A group of each country during one of the evenings presented the elements of their culture. During Polish evening, the participants could familiarize with lots of information about Poland, especially the area of Silesia. They could watch the Krakowiak (Cracow region folk dance) and volunteers were learning simple dance steps; to cheer along with fans of Ruch Chorzow or get a taste of MichaŇāki from Siemianowice (regional sweets) and homemade apple and plum preserves. As part of the information about Poland I had made a presentation “Education System in Poland,” which later turned out to be the starting point for many discussions about some culture differences and similarities.

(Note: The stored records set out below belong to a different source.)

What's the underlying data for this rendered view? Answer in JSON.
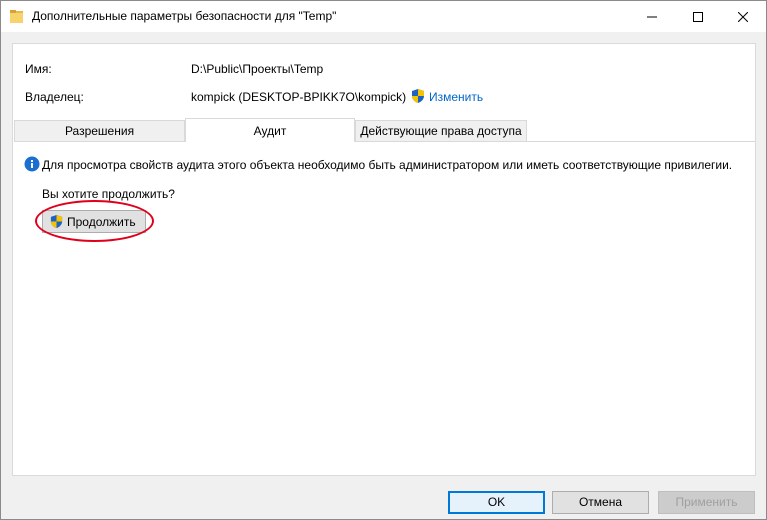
{
  "window": {
    "title": "Дополнительные параметры безопасности  для \"Temp\""
  },
  "info": {
    "name_label": "Имя:",
    "name_value": "D:\\Public\\Проекты\\Temp",
    "owner_label": "Владелец:",
    "owner_value": "kompick (DESKTOP-BPIKK7O\\kompick)",
    "change_link": "Изменить"
  },
  "tabs": [
    {
      "label": "Разрешения",
      "selected": false
    },
    {
      "label": "Аудит",
      "selected": true
    },
    {
      "label": "Действующие права доступа",
      "selected": false
    }
  ],
  "audit": {
    "message": "Для просмотра свойств аудита этого объекта необходимо быть администратором или иметь соответствующие привилегии.",
    "question": "Вы хотите продолжить?",
    "continue_button": "Продолжить",
    "highlight_color": "#e0001b"
  },
  "buttons": {
    "ok": "OK",
    "cancel": "Отмена",
    "apply": "Применить"
  },
  "icons": {
    "title": "folder-icon",
    "owner": "uac-shield-icon",
    "info": "info-icon",
    "continue": "uac-shield-icon"
  },
  "colors": {
    "link": "#0066cc",
    "default_button_border": "#0078d7"
  }
}
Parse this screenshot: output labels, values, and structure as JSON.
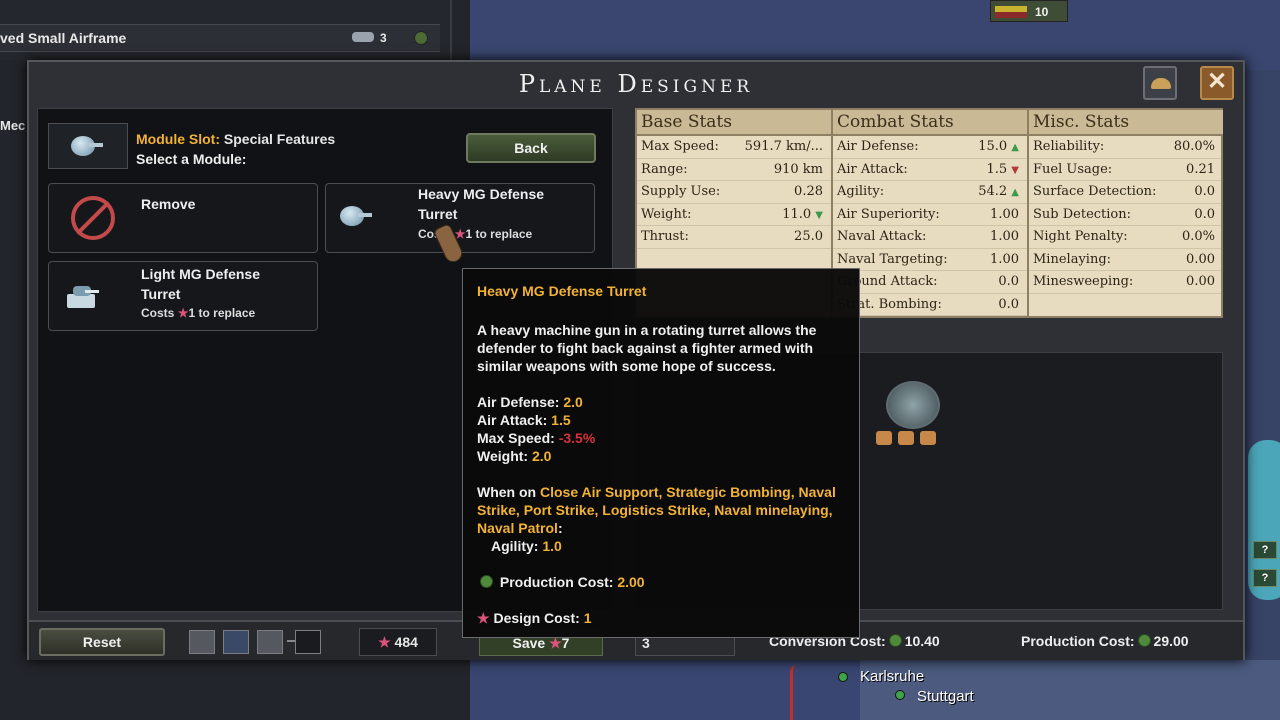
{
  "background": {
    "top_left_airframe": "ved Small Airframe",
    "top_left_count": "3",
    "side_label": "Mec",
    "map_unit_count": "10",
    "cities": [
      "Karlsruhe",
      "Stuttgart"
    ],
    "question_marks": [
      "?",
      "?"
    ]
  },
  "window": {
    "title": "Plane Designer",
    "close_glyph": "✕"
  },
  "left_pane": {
    "slot_prefix": "Module Slot:",
    "slot_name": "Special Features",
    "select_label": "Select a Module:",
    "back_label": "Back",
    "modules": [
      {
        "title": "Remove",
        "cost": ""
      },
      {
        "title_line1": "Heavy MG Defense",
        "title_line2": "Turret",
        "cost_prefix": "Costs",
        "cost_value": "1",
        "cost_suffix": "to replace"
      },
      {
        "title_line1": "Light MG Defense",
        "title_line2": "Turret",
        "cost_prefix": "Costs",
        "cost_value": "1",
        "cost_suffix": "to replace"
      }
    ]
  },
  "stats": {
    "base": {
      "header": "Base Stats",
      "rows": [
        {
          "k": "Max Speed:",
          "v": "591.7 km/..."
        },
        {
          "k": "Range:",
          "v": "910 km"
        },
        {
          "k": "Supply Use:",
          "v": "0.28"
        },
        {
          "k": "Weight:",
          "v": "11.0"
        },
        {
          "k": "Thrust:",
          "v": "25.0"
        }
      ]
    },
    "combat": {
      "header": "Combat Stats",
      "rows": [
        {
          "k": "Air Defense:",
          "v": "15.0"
        },
        {
          "k": "Air Attack:",
          "v": "1.5"
        },
        {
          "k": "Agility:",
          "v": "54.2"
        },
        {
          "k": "Air Superiority:",
          "v": "1.00"
        },
        {
          "k": "Naval Attack:",
          "v": "1.00"
        },
        {
          "k": "Naval Targeting:",
          "v": "1.00"
        },
        {
          "k": "Ground Attack:",
          "v": "0.0"
        },
        {
          "k": "Strat. Bombing:",
          "v": "0.0"
        }
      ]
    },
    "misc": {
      "header": "Misc. Stats",
      "rows": [
        {
          "k": "Reliability:",
          "v": "80.0%"
        },
        {
          "k": "Fuel Usage:",
          "v": "0.21"
        },
        {
          "k": "Surface Detection:",
          "v": "0.0"
        },
        {
          "k": "Sub Detection:",
          "v": "0.0"
        },
        {
          "k": "Night Penalty:",
          "v": "0.0%"
        },
        {
          "k": "Minelaying:",
          "v": "0.00"
        },
        {
          "k": "Minesweeping:",
          "v": "0.00"
        }
      ]
    }
  },
  "bottom_bar": {
    "reset_label": "Reset",
    "design_cost": "484",
    "save_label": "Save",
    "save_cost": "7",
    "count": "3",
    "conversion_label": "Conversion Cost:",
    "conversion_value": "10.40",
    "production_label": "Production Cost:",
    "production_value": "29.00"
  },
  "tooltip": {
    "title": "Heavy MG Defense Turret",
    "description": "A heavy machine gun in a rotating turret allows the defender to fight back against a fighter armed with similar weapons with some hope of success.",
    "stats": [
      {
        "k": "Air Defense:",
        "v": "2.0"
      },
      {
        "k": "Air Attack:",
        "v": "1.5"
      },
      {
        "k": "Max Speed:",
        "v": "-3.5%"
      },
      {
        "k": "Weight:",
        "v": "2.0"
      }
    ],
    "when_on_prefix": "When on",
    "when_on_missions": "Close Air Support, Strategic Bombing, Naval Strike, Port Strike, Logistics Strike, Naval minelaying, Naval Patrol",
    "when_on_suffix": ":",
    "agility_label": "Agility:",
    "agility_value": "1.0",
    "production_label": "Production Cost:",
    "production_value": "2.00",
    "design_label": "Design Cost:",
    "design_value": "1"
  },
  "colors": {
    "accent_gold": "#f2b234",
    "negative_red": "#d9303a",
    "parchment": "#e8dcc0"
  }
}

The project brought young participants many advantages: unusual experiences, a different way of acquiring knowledge, stronger motivation to learn foreign languages and knowing other cultures, and many others. Last day, most people declared willingness to re-take a similar undertaking. So enjoy the opportunities that gives us the Erasmus+ programme!Quotations (my translation from Polish) are from Facebook Instytut Regionalny w Katowicach.In November, I participated in an integration trip for new students of the education centre of Internationaler Bund Bernau. In the undertaking there were students from Bernau, Eberswalde and surroundings. There were integration games, sports, board games, billiard. Together we were making pizza. Moreover, the program includes a guide tour of the Ethnographic Museum in Wandlitz (Barnim Panorama), where we could see old life in the countryside, strictly subordinated to changing seasons.

And in Berlin we participated in Berlin Dungeon, also an interesting show but with less idyllic atmosphere: black humor and horror were leading extreme emotions. We¬†were¬†going around an old town house where personages, with a bit of an eccentric style, told us¬†bloodcurdling Berlin stories. The viewers not only watch actors, but also often they¬†take part in the show. The haunting undertaking. Soon new events so also new impressions, and I am happy to share them ūüôā

Justyna, EVS volunteer, Bernau bei Berlin (Germany).